**Task prompt:** Scan the records for the word "Login". Copy each line that includes it.

[Website and app data records]
__________________________________________________

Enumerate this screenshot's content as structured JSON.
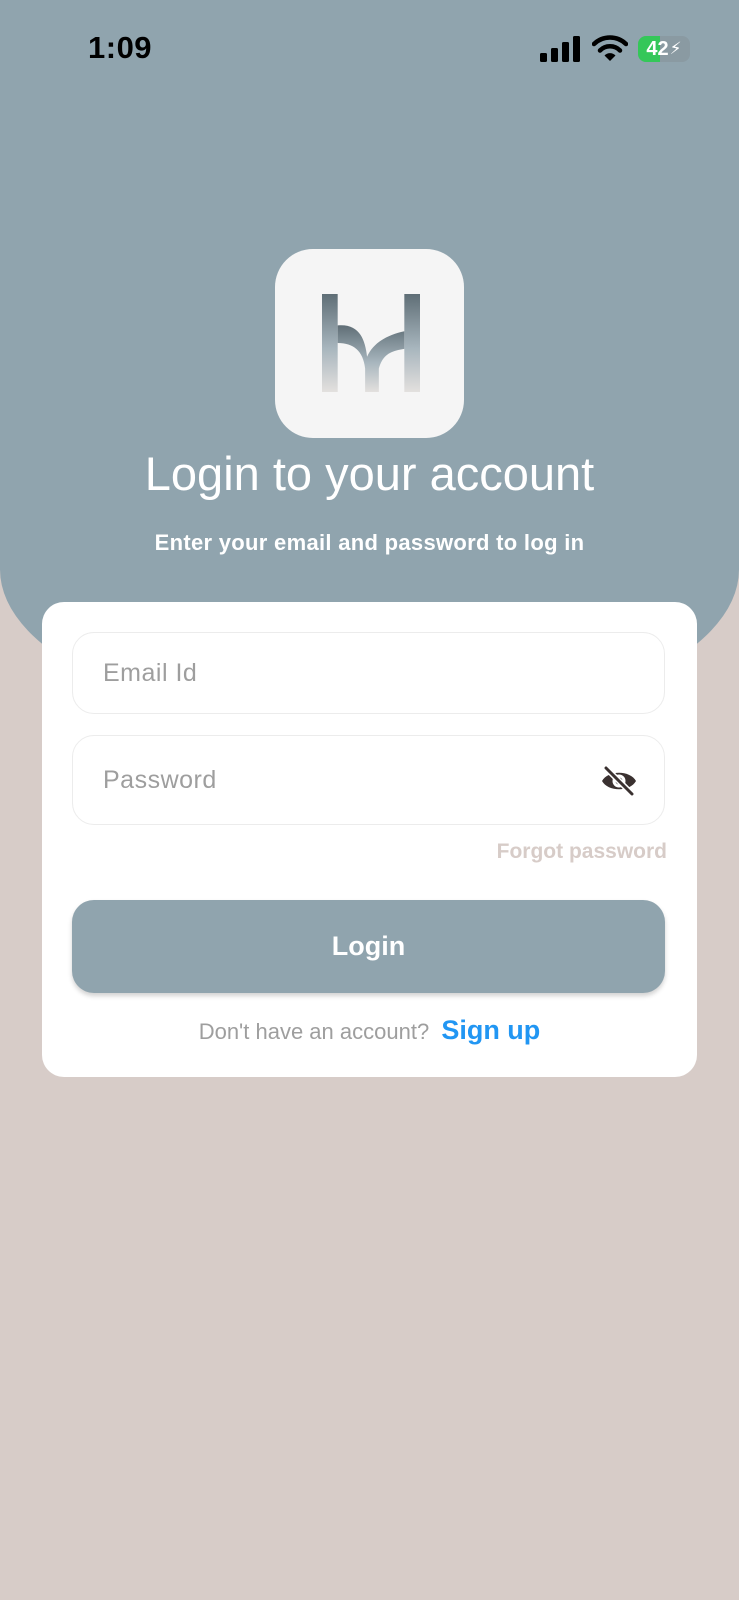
{
  "status_bar": {
    "time": "1:09",
    "battery": "42"
  },
  "colors": {
    "primary": "#90a4ae",
    "background": "#d7ccc8",
    "link": "#2196f3",
    "card": "#ffffff"
  },
  "icons": {
    "signal": "signal-icon",
    "wifi": "wifi-icon",
    "battery": "battery-icon",
    "logo": "app-logo",
    "password_visibility": "eye-off-icon"
  },
  "header": {
    "title": "Login to your account",
    "subtitle": "Enter your email and password to log in"
  },
  "form": {
    "email_placeholder": "Email Id",
    "email_value": "",
    "password_placeholder": "Password",
    "password_value": "",
    "forgot_password": "Forgot password",
    "login_button": "Login",
    "signup_prompt": "Don't have an account?",
    "signup_link": "Sign up"
  }
}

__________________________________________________

**Solution:**
    "title": "Login to your account",
    "login_button": "Login",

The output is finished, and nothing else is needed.